Moise was a near unknown to the general public before becoming president in 2017, pledging to bring work to the people and fight corruption.
Instead, Haiti has seen a steady increase in kidnappings, gang violence and a political stalemate over the duration of his tenure – which ended early Wednesday when he was killed in his home by men. armed.
Moise, a 53-year-old former entrepreneur who started a series of businesses in the north of the country, burst onto the political scene with a chronically unstable island nation-building populist message.
His speech was supported by his background in business: his past activities included water treatment, the energy sector and agricultural production, the latter of which earned him his nickname “Neg Bannan nan” or “The Banana Man “in Creole.
He had been handpicked by former President Michel Martelly in 2015 as a PHTK candidate to succeed him.
In February 2016, as Martelly’s five-year term came to an end and his political succession was in limbo, the Haitian parliament elected Jocelerme Privert, then president of the Senate, interim president.

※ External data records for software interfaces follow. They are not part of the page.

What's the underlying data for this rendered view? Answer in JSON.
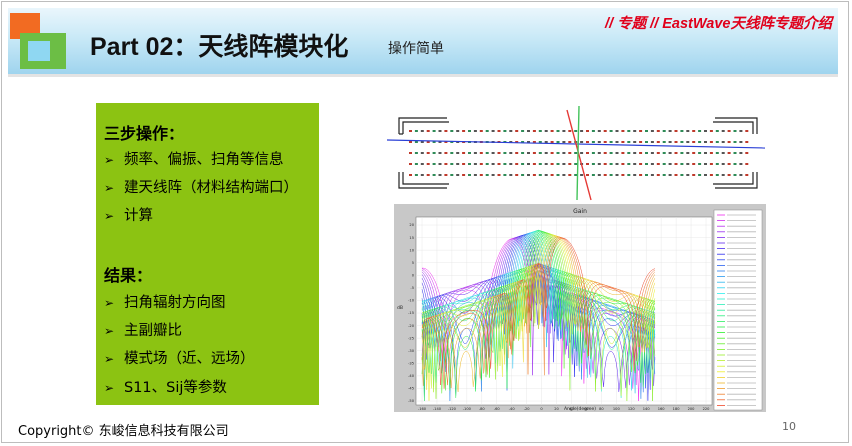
{
  "header": {
    "title": "Part 02：天线阵模块化",
    "subtitle": "操作简单",
    "tagline": "// 专题 // EastWave天线阵专题介绍"
  },
  "steps": {
    "heading": "三步操作：",
    "items": [
      "频率、偏振、扫角等信息",
      "建天线阵（材料结构端口）",
      "计算"
    ]
  },
  "results": {
    "heading": "结果：",
    "items": [
      "扫角辐射方向图",
      "主副瓣比",
      "模式场（近、远场）",
      "S11、Sij等参数"
    ]
  },
  "footer": {
    "copyright": "Copyright© 东峻信息科技有限公司",
    "page_number": "10"
  },
  "plot": {
    "title": "Gain",
    "xlabel": "Angle(degree)",
    "ylabel": "dB",
    "x_ticks": [
      "-160",
      "-140",
      "-120",
      "-100",
      "-80",
      "-60",
      "-40",
      "-20",
      "0",
      "20",
      "40",
      "60",
      "80",
      "100",
      "120",
      "140",
      "160",
      "180",
      "200",
      "220"
    ],
    "y_ticks": [
      "20",
      "15",
      "10",
      "5",
      "0",
      "-5",
      "-10",
      "-15",
      "-20",
      "-25",
      "-30",
      "-35",
      "-40",
      "-45",
      "-50"
    ],
    "legend_entries": 35
  },
  "colors": {
    "accent_red": "#e0001b",
    "green_panel": "#8cc312",
    "header_blue": "#9fd4ee"
  }
}
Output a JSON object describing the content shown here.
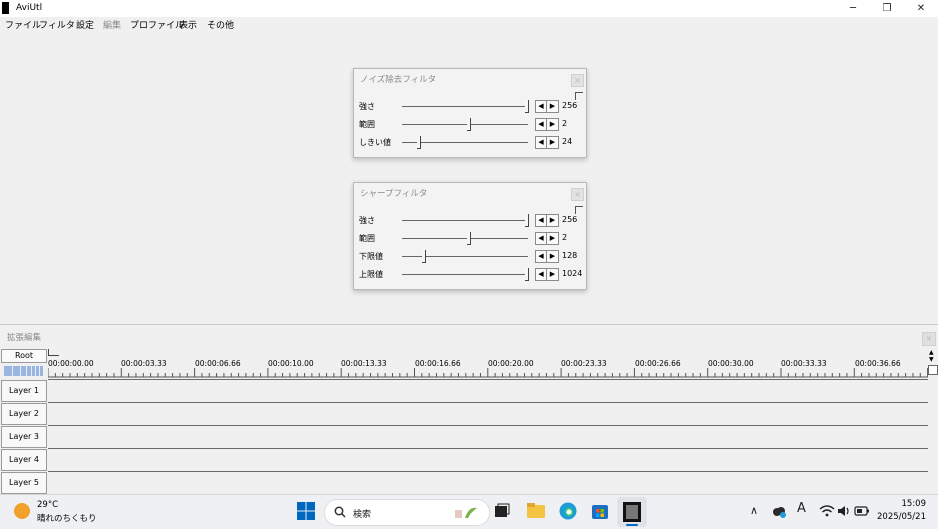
{
  "window": {
    "title": "AviUtl",
    "minimize_icon": "─",
    "maximize_icon": "❐",
    "close_icon": "✕"
  },
  "menu": [
    "ファイル",
    "フィルタ",
    "設定",
    "編集",
    "プロファイル",
    "表示",
    "その他"
  ],
  "noise_filter": {
    "title": "ノイズ除去フィルタ",
    "close_icon": "×",
    "rows": [
      {
        "label": "強さ",
        "value": "256",
        "fraction": 1.0
      },
      {
        "label": "範囲",
        "value": "2",
        "fraction": 0.53
      },
      {
        "label": "しきい値",
        "value": "24",
        "fraction": 0.12
      }
    ]
  },
  "sharp_filter": {
    "title": "シャープフィルタ",
    "close_icon": "×",
    "rows": [
      {
        "label": "強さ",
        "value": "256",
        "fraction": 1.0
      },
      {
        "label": "範囲",
        "value": "2",
        "fraction": 0.53
      },
      {
        "label": "下限値",
        "value": "128",
        "fraction": 0.16
      },
      {
        "label": "上限値",
        "value": "1024",
        "fraction": 1.0
      }
    ]
  },
  "timeline": {
    "title": "拡張編集",
    "close_icon": "×",
    "root_label": "Root",
    "ticks": [
      "00:00:00.00",
      "00:00:03.33",
      "00:00:06.66",
      "00:00:10.00",
      "00:00:13.33",
      "00:00:16.66",
      "00:00:20.00",
      "00:00:23.33",
      "00:00:26.66",
      "00:00:30.00",
      "00:00:33.33",
      "00:00:36.66"
    ],
    "layers": [
      "Layer 1",
      "Layer 2",
      "Layer 3",
      "Layer 4",
      "Layer 5"
    ]
  },
  "taskbar": {
    "temperature": "29°C",
    "weather": "晴れのちくもり",
    "search_placeholder": "検索",
    "clock_time": "15:09",
    "clock_date": "2025/05/21",
    "colors": {
      "accent": "#0067c0",
      "weather": "#f2a12b",
      "explorer": "#f4c342",
      "edge": "#1f9bd6"
    }
  }
}
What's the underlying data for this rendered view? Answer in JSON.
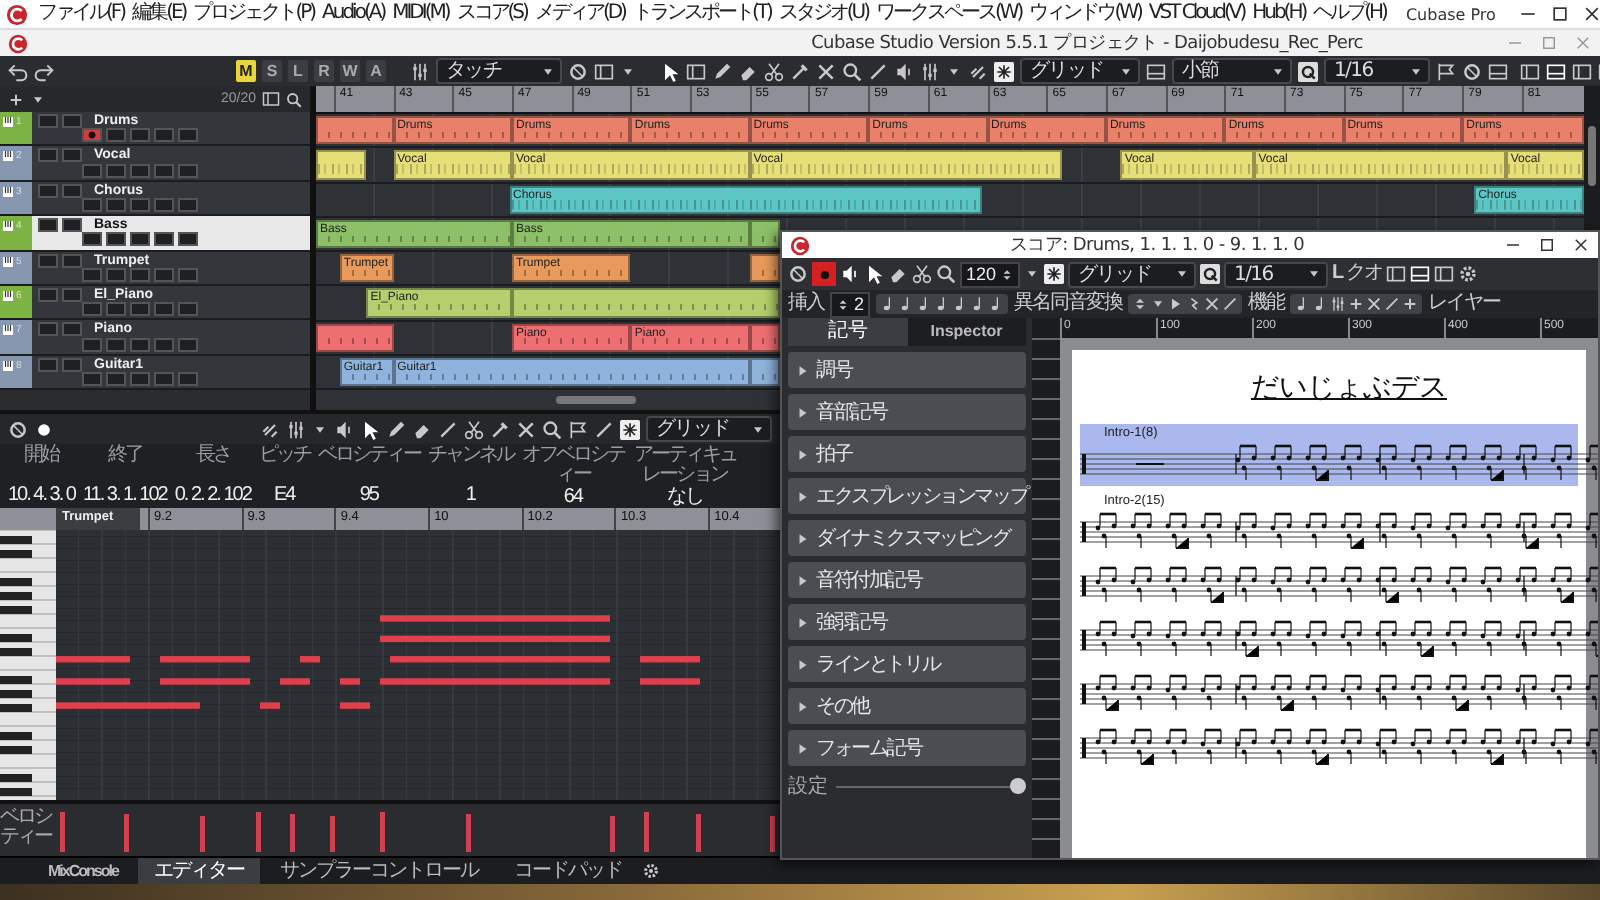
{
  "menubar": {
    "menus": [
      "ファイル(F)",
      "編集(E)",
      "プロジェクト(P)",
      "Audio(A)",
      "MIDI(M)",
      "スコア(S)",
      "メディア(D)",
      "トランスポート(T)",
      "スタジオ(U)",
      "ワークスペース(W)",
      "ウィンドウ(W)",
      "VST Cloud(V)",
      "Hub(H)",
      "ヘルプ(H)"
    ],
    "app_title": "Cubase Pro"
  },
  "project_window": {
    "title": "Cubase Studio Version 5.5.1 プロジェクト - Daijobudesu_Rec_Perc",
    "toolbar": {
      "modes": [
        {
          "label": "M",
          "selected": true
        },
        {
          "label": "S",
          "selected": false
        },
        {
          "label": "L",
          "selected": false
        },
        {
          "label": "R",
          "selected": false
        },
        {
          "label": "W",
          "selected": false
        },
        {
          "label": "A",
          "selected": false
        }
      ],
      "automation_mode": "タッチ",
      "snap_type": "グリッド",
      "grid_type": "小節",
      "quantize": "1/16"
    },
    "track_count": "20/20",
    "ruler": [
      "41",
      "43",
      "45",
      "47",
      "49",
      "51",
      "53",
      "55",
      "57",
      "59",
      "61",
      "63",
      "65",
      "67",
      "69",
      "71",
      "73",
      "75",
      "77",
      "79",
      "81"
    ],
    "tracks": [
      {
        "number": "1",
        "name": "Drums",
        "kind": "instrument",
        "color": "#e8806a",
        "selected": false,
        "record_enabled": true,
        "events": [
          {
            "kind": "midi"
          },
          {
            "kind": "midi",
            "name": "Drums"
          },
          {
            "kind": "midi",
            "name": "Drums"
          },
          {
            "kind": "midi",
            "name": "Drums"
          },
          {
            "kind": "midi",
            "name": "Drums"
          },
          {
            "kind": "midi",
            "name": "Drums"
          },
          {
            "kind": "midi",
            "name": "Drums"
          },
          {
            "kind": "midi",
            "name": "Drums"
          },
          {
            "kind": "midi",
            "name": "Drums"
          },
          {
            "kind": "midi",
            "name": "Drums"
          },
          {
            "kind": "midi",
            "name": "Drums"
          }
        ]
      },
      {
        "number": "2",
        "name": "Vocal",
        "kind": "midi",
        "color": "#e6df78",
        "selected": false,
        "record_enabled": false,
        "events": [
          {
            "kind": "audio"
          },
          {
            "kind": "audio",
            "name": "Vocal"
          },
          {
            "kind": "audio",
            "name": "Vocal"
          },
          {
            "kind": "audio",
            "name": "Vocal"
          },
          {
            "kind": "audio",
            "name": "Vocal"
          },
          {
            "kind": "audio",
            "name": "Vocal"
          },
          {
            "kind": "audio",
            "name": "Vocal"
          }
        ]
      },
      {
        "number": "3",
        "name": "Chorus",
        "kind": "midi",
        "color": "#5cc6c4",
        "selected": false,
        "record_enabled": false,
        "events": [
          {
            "kind": "audio",
            "name": "Chorus"
          },
          {
            "kind": "audio",
            "name": "Chorus"
          }
        ]
      },
      {
        "number": "4",
        "name": "Bass",
        "kind": "instrument",
        "color": "#8dbf68",
        "selected": true,
        "record_enabled": false,
        "events": [
          {
            "kind": "midi",
            "name": "Bass"
          },
          {
            "kind": "midi",
            "name": "Bass"
          },
          {
            "kind": "midi"
          }
        ]
      },
      {
        "number": "5",
        "name": "Trumpet",
        "kind": "midi",
        "color": "#e89a5c",
        "selected": false,
        "record_enabled": false,
        "events": [
          {
            "kind": "midi",
            "name": "Trumpet"
          },
          {
            "kind": "midi",
            "name": "Trumpet"
          },
          {
            "kind": "midi"
          }
        ]
      },
      {
        "number": "6",
        "name": "El_Piano",
        "kind": "instrument",
        "color": "#b5cf6e",
        "selected": false,
        "record_enabled": false,
        "events": [
          {
            "kind": "midi",
            "name": "El_Piano"
          },
          {
            "kind": "midi"
          }
        ]
      },
      {
        "number": "7",
        "name": "Piano",
        "kind": "midi",
        "color": "#ee6f72",
        "selected": false,
        "record_enabled": false,
        "events": [
          {
            "kind": "midi"
          },
          {
            "kind": "midi",
            "name": "Piano"
          },
          {
            "kind": "midi",
            "name": "Piano"
          },
          {
            "kind": "midi"
          }
        ]
      },
      {
        "number": "8",
        "name": "Guitar1",
        "kind": "midi",
        "color": "#8fb3dc",
        "selected": false,
        "record_enabled": false,
        "events": [
          {
            "kind": "midi",
            "name": "Guitar1"
          },
          {
            "kind": "midi",
            "name": "Guitar1"
          },
          {
            "kind": "midi"
          }
        ]
      }
    ]
  },
  "key_editor": {
    "snap_type": "グリッド",
    "info": [
      {
        "label": "開始",
        "value": "10. 4. 3. 0"
      },
      {
        "label": "終了",
        "value": "11. 3. 1. 102"
      },
      {
        "label": "長さ",
        "value": "0. 2. 2. 102"
      },
      {
        "label": "ピッチ",
        "value": "E4"
      },
      {
        "label": "ベロシティー",
        "value": "95"
      },
      {
        "label": "チャンネル",
        "value": "1"
      },
      {
        "label": "オフベロシティー",
        "value": "64"
      },
      {
        "label": "アーティキュレーション",
        "value": "なし"
      }
    ],
    "part_name": "Trumpet",
    "ruler": [
      "9.2",
      "9.3",
      "9.4",
      "10",
      "10.2",
      "10.3",
      "10.4"
    ],
    "velocity_label": "ベロシティー"
  },
  "score_window": {
    "title": "スコア: Drums, 1. 1. 1. 0 - 9. 1. 1. 0",
    "tempo": "120",
    "snap_type": "グリッド",
    "quantize": "1/16",
    "label_1": "L",
    "label_2": "クオ",
    "insert_label": "挿入",
    "insert_value": "2",
    "enharmonic_label": "異名同音変換",
    "function_label": "機能",
    "layer_label": "レイヤー",
    "tabs": [
      {
        "label": "記号",
        "selected": true
      },
      {
        "label": "Inspector",
        "selected": false
      }
    ],
    "sections": [
      "調号",
      "音部記号",
      "拍子",
      "エクスプレッションマップ",
      "ダイナミクスマッピング",
      "音符付加記号",
      "強弱記号",
      "ラインとトリル",
      "その他",
      "フォーム記号"
    ],
    "settings": {
      "label": "設定",
      "level": 1
    },
    "ruler": [
      "0",
      "100",
      "200",
      "300",
      "400",
      "500"
    ],
    "page": {
      "title": "だいじょぶデス",
      "staves": [
        {
          "label": "Intro-1(8)",
          "selected": true
        },
        {
          "label": "Intro-2(15)",
          "selected": false
        },
        {
          "selected": false
        },
        {
          "selected": false
        },
        {
          "selected": false
        },
        {
          "selected": false
        }
      ]
    }
  },
  "bottom_tabs": [
    {
      "label": "MixConsole",
      "selected": false
    },
    {
      "label": "エディター",
      "selected": true
    },
    {
      "label": "サンプラーコントロール",
      "selected": false
    },
    {
      "label": "コードパッド",
      "selected": false
    }
  ]
}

Moise’s focus on agriculture and his provincial residence became key campaign themes in the next election. Supported by a communication team more advanced than that of his rivals, Moise visited the 145 municipalities of Haiti.
Like the other candidates in the running, Moise did not flesh out the details of his platform. But once he arrived on the political scene, his words highlighted the idea of reviving, through agriculture, the deeply troubled Haitian economy.

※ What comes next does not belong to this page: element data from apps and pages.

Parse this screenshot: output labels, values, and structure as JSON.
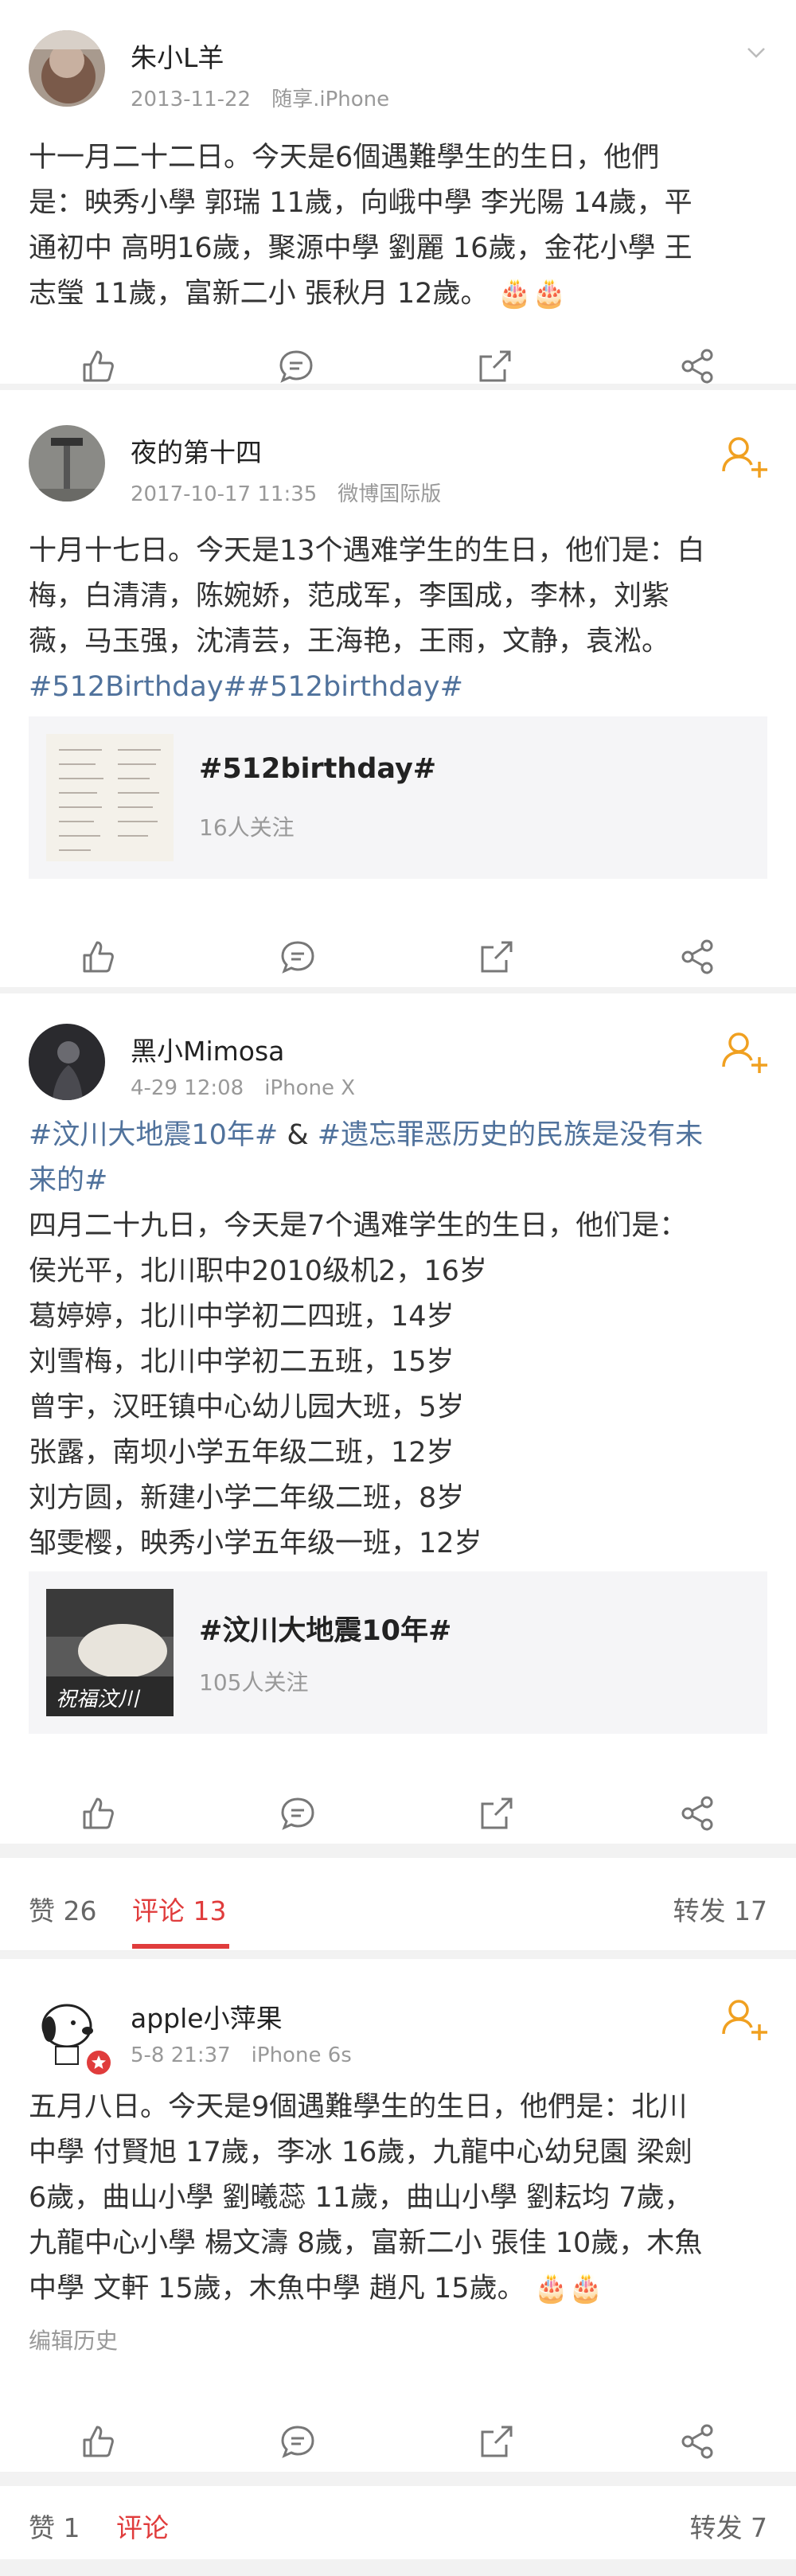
{
  "posts": [
    {
      "username": "朱小L羊",
      "date": "2013-11-22",
      "source": "随享.iPhone",
      "lines": [
        "十一月二十二日。今天是6個遇難學生的生日，他們",
        "是：映秀小學 郭瑞 11歲，向峨中學 李光陽 14歲，平",
        "通初中 高明16歲，聚源中學 劉麗 16歲，金花小學 王",
        "志瑩 11歲，富新二小 張秋月 12歲。"
      ]
    },
    {
      "username": "夜的第十四",
      "date": "2017-10-17 11:35",
      "source": "微博国际版",
      "lines": [
        "十月十七日。今天是13个遇难学生的生日，他们是：白",
        "梅，白清清，陈婉娇，范成军，李国成，李林，刘紫",
        "薇，马玉强，沈清芸，王海艳，王雨，文静，袁淞。"
      ],
      "hashtags": "#512Birthday##512birthday#",
      "card": {
        "title": "#512birthday#",
        "subtitle": "16人关注"
      }
    },
    {
      "username": "黑小Mimosa",
      "date": "4-29 12:08",
      "source": "iPhone X",
      "tag_a": "#汶川大地震10年#",
      "amp": " & ",
      "tag_b": "#遗忘罪恶历史的民族是没有未",
      "tag_b2": "来的#",
      "lines": [
        "四月二十九日，今天是7个遇难学生的生日，他们是：",
        "侯光平，北川职中2010级机2，16岁",
        "葛婷婷，北川中学初二四班，14岁",
        "刘雪梅，北川中学初二五班，15岁",
        "曾宇，汉旺镇中心幼儿园大班，5岁",
        "张露，南坝小学五年级二班，12岁",
        "刘方圆，新建小学二年级二班，8岁",
        "邹雯樱，映秀小学五年级一班，12岁"
      ],
      "card": {
        "title": "#汶川大地震10年#",
        "subtitle": "105人关注",
        "thumb_text": "祝福汶川"
      }
    },
    {
      "username": "apple小萍果",
      "date": "5-8 21:37",
      "source": "iPhone 6s",
      "lines": [
        "五月八日。今天是9個遇難學生的生日，他們是：北川",
        "中學 付賢旭 17歲，李冰 16歲，九龍中心幼兒園 梁劍",
        "6歲，曲山小學 劉曦蕊 11歲，曲山小學 劉耘均 7歲，",
        "九龍中心小學 楊文濤 8歲，富新二小 張佳 10歲，木魚",
        "中學 文軒 15歲，木魚中學 趙凡 15歲。"
      ],
      "edit_history": "编辑历史"
    }
  ],
  "tabs": {
    "likes": "赞 26",
    "comments": "评论 13",
    "reposts": "转发 17"
  },
  "tabs2": {
    "likes": "赞 1",
    "comments": "评论",
    "reposts": "转发 7"
  },
  "colors": {
    "accent_red": "#e03c3c",
    "link_blue": "#50729c",
    "follow_orange": "#f0a020"
  }
}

– ‘Descent into hell’ –
A former auto parts executive, Moise founded the Agritrans company in 2012, which in cooperation with the Martelly government launched the country’s first agricultural free trade zone, in the Northeast department where he was born.
But his presidency quickly faced challenges and controversies.
A dispute over the end of the president’s term stems from Moise’s initial election: he was elected in a ballot later canceled for fraud, then re-elected a year later, in 2016.
After this contested election, protests demanding his resignation intensified in the summer of 2018.
The vote to elect MPs, senators, mayors and local officials should have taken place in 2018, but the polls were delayed, triggering the vacuum in which Moise said he was entitled to stay one more year .
Haitian authorities said in February they had foiled an attempt to assassinate Moise and overthrow the government, as the row raged over the end of his term.
Léon Charles, the director of Haiti’s national police force, said at the time that officers seized documents, money and several weapons, including assault rifles, an Uzi machine gun, pistols and guns. machetes.
In the early hours of Wednesday, armed men shot him dead – and injured his wife Martine – in their private residence.
Under Moses, kidnappings for ransom increased, reflecting the growing influence of armed gangs in the country, such as the April kidnapping targeting 10 people, including seven Catholic clergy.
An outraged Catholic Church criticized the government’s inability to act in the face of worsening unrest, denouncing Haiti’s “descent into hell”.
© 2021 AFP